In the U.S., about 4 million infants each year are tested by their state newborn screening program for Congenital Adrenal Hyperplasia (CAH), a life threatening form of adrenal insufficiency that affects 1 in 15,000 infants.
Boys and girls with CAH lack an enzyme the adrenal gland needs to make cortisol and aldosterone, hormones that are essential for life. These hormones help control blood pressure, blood sugar and heart function and are used by the body during times of stress, injury and infections.
Children with CAH require lifelong cortisol (steroid) replacement therapy. Current therapies are unable to replicate the normal peaks and valleys of cortisol secretion. This treatment gap can lead to abnormal/early puberty, short stature, polycystic ovarian syndrome, infertility, obesity, hypertension, osteoporosis, insulin resistance and children are at risk for life threatening seizures and death.
At the University of Minnesota, scientists are making strides in CAH research—working to develop better, more advanced treatments for patients. Donate now to support research for children with CAH. Your contributions will be magnified when we all join together.

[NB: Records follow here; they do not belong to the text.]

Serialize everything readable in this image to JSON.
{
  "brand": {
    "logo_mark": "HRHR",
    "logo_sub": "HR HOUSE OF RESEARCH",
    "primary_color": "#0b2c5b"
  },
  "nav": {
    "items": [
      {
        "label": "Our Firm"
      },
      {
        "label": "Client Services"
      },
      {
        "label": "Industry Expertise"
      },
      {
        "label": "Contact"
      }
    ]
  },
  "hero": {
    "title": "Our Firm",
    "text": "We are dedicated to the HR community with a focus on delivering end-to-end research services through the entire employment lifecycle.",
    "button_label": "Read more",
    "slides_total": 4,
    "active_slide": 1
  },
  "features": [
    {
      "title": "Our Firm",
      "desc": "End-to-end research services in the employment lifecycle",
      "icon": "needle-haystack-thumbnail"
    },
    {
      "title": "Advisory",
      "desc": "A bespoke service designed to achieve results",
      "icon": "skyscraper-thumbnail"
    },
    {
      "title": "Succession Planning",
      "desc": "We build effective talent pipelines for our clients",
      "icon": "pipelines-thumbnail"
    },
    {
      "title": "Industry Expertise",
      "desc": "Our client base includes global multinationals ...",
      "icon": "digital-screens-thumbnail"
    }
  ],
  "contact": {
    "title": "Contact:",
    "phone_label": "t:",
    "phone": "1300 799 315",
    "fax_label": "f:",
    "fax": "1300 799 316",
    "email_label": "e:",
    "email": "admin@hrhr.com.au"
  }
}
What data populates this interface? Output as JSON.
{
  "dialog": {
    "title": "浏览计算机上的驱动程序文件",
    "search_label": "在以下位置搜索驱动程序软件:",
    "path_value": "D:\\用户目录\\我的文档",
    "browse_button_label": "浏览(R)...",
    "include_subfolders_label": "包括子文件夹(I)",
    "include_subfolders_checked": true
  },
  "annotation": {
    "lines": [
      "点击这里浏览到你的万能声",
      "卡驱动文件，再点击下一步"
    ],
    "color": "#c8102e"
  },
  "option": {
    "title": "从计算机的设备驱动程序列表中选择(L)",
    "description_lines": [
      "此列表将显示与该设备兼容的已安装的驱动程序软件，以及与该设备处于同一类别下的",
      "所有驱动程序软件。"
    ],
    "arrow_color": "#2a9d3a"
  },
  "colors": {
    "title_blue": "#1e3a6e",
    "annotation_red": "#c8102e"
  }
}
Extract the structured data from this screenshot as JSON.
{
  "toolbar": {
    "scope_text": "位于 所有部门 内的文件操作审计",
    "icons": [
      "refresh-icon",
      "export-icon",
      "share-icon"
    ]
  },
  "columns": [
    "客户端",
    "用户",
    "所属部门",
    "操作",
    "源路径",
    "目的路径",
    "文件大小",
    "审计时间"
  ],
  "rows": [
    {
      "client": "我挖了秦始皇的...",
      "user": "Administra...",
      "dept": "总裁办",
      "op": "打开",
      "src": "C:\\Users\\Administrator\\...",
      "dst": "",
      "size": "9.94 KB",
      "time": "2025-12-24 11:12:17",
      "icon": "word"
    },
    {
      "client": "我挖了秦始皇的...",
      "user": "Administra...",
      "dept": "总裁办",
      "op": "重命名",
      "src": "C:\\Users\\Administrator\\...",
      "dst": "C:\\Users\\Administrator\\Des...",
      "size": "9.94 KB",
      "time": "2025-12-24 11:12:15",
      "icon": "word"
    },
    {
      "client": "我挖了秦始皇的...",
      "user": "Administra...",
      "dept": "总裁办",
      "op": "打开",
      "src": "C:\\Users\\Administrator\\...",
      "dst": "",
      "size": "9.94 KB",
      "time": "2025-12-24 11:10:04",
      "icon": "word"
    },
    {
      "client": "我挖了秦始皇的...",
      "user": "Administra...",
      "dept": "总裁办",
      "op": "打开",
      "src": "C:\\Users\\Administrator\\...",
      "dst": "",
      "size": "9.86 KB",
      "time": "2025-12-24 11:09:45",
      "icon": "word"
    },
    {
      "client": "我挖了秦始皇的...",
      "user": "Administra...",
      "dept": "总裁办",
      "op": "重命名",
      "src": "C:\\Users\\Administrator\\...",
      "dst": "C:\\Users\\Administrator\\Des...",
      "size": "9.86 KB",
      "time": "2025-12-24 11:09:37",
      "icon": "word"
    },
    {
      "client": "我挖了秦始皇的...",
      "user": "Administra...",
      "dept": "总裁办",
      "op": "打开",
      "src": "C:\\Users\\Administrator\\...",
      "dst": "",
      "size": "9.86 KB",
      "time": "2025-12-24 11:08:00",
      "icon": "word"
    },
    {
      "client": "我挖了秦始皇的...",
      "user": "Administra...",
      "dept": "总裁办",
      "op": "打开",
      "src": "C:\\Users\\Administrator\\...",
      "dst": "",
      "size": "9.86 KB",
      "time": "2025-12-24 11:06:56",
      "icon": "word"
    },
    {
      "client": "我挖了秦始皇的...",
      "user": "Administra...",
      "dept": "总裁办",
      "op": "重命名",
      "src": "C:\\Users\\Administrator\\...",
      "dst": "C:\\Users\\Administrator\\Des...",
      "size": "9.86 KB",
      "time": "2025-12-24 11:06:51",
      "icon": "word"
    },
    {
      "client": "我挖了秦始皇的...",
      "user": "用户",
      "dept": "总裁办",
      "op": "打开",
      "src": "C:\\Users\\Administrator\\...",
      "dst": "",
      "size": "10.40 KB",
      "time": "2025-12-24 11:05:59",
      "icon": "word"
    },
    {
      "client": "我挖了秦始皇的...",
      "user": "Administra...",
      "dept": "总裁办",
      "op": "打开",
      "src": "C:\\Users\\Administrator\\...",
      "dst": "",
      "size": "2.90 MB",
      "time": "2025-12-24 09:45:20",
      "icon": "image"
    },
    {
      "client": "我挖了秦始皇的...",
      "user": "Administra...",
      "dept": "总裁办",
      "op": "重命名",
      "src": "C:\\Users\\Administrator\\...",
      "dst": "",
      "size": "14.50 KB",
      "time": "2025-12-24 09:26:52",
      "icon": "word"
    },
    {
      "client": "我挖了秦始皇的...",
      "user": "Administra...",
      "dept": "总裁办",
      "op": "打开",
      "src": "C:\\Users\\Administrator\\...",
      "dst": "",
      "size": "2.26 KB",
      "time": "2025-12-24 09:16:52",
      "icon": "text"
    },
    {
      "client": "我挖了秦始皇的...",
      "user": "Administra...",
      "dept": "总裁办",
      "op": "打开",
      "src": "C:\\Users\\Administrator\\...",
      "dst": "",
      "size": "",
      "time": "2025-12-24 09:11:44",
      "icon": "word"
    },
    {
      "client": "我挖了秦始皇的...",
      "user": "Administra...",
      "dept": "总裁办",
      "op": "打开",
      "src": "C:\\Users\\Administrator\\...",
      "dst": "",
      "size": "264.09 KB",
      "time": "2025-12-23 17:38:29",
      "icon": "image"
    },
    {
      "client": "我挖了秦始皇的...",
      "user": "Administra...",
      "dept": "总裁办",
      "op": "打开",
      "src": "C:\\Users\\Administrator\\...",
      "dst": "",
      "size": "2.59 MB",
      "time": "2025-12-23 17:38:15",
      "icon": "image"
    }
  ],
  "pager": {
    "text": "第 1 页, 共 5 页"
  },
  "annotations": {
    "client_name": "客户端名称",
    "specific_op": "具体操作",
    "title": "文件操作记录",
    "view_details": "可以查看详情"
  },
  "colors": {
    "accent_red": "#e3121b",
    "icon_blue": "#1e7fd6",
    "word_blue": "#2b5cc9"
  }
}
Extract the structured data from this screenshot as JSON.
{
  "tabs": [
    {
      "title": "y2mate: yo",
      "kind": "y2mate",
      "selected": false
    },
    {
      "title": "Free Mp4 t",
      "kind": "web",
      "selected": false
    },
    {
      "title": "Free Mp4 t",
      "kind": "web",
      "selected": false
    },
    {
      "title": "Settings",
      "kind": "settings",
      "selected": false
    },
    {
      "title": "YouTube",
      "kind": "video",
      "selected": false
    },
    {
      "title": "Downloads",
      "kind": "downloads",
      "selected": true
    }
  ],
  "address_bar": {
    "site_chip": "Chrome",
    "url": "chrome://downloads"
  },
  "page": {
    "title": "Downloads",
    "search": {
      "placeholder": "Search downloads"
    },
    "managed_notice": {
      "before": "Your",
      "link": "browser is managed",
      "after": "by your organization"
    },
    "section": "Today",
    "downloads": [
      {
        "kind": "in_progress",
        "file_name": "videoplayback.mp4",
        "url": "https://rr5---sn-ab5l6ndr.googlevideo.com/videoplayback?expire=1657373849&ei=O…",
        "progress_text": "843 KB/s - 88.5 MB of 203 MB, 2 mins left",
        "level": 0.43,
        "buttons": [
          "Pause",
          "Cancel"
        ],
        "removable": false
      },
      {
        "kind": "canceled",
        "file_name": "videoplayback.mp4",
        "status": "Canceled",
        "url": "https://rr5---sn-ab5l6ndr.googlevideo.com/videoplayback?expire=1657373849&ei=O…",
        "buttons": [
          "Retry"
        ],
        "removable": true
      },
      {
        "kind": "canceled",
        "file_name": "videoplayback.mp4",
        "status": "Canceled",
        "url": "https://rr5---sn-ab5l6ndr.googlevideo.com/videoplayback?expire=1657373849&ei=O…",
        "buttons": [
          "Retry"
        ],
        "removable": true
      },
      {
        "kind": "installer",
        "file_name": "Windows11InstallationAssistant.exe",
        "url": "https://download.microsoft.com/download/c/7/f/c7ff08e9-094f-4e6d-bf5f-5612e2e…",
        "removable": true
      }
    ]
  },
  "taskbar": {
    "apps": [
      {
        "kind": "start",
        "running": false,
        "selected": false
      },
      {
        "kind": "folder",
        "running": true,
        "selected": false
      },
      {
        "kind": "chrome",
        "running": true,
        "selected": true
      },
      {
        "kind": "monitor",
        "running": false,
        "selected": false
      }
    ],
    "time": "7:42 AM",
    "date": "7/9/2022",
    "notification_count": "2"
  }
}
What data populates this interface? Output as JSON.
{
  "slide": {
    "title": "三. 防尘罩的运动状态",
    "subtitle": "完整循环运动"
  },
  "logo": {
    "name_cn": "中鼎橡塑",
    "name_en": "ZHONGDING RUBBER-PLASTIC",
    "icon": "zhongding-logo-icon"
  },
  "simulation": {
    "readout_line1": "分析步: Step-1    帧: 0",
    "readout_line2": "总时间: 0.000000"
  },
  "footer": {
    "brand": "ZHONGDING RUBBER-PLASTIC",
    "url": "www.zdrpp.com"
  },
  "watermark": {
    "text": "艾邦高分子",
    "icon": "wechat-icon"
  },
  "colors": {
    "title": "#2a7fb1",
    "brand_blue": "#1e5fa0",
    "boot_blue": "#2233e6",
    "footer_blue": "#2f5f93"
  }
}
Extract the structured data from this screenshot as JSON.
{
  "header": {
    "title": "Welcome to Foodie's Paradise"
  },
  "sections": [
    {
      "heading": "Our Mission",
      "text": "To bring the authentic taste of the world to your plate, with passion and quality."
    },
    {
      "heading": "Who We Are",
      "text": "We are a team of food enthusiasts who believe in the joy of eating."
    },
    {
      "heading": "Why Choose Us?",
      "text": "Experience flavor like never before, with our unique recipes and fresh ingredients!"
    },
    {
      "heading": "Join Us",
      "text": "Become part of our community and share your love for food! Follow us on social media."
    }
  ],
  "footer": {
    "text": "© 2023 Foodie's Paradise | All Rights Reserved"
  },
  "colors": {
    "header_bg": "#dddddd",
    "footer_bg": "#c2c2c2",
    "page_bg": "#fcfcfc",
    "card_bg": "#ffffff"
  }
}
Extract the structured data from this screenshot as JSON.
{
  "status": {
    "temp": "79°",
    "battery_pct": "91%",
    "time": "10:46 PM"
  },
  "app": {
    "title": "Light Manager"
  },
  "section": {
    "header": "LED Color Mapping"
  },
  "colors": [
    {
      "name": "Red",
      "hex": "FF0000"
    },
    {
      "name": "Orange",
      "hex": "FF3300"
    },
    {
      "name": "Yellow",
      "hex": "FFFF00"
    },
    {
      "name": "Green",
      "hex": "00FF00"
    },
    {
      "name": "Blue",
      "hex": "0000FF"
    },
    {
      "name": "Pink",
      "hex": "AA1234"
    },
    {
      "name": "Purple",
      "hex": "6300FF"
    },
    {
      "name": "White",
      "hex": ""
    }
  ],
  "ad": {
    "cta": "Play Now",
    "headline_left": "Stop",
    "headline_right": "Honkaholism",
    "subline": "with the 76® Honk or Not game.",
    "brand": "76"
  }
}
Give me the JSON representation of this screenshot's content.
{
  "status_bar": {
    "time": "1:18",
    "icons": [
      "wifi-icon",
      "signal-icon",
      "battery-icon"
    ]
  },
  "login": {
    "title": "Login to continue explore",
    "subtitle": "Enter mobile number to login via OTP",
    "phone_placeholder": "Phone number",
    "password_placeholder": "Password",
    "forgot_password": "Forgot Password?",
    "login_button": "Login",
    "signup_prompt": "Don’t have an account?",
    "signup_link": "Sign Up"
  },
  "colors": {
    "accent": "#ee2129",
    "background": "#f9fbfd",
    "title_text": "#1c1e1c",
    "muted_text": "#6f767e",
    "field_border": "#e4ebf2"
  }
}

To learn more about the CAH Clinic visit http://www.uofmchildrenshospital.org/Specialties/CAH/index.htm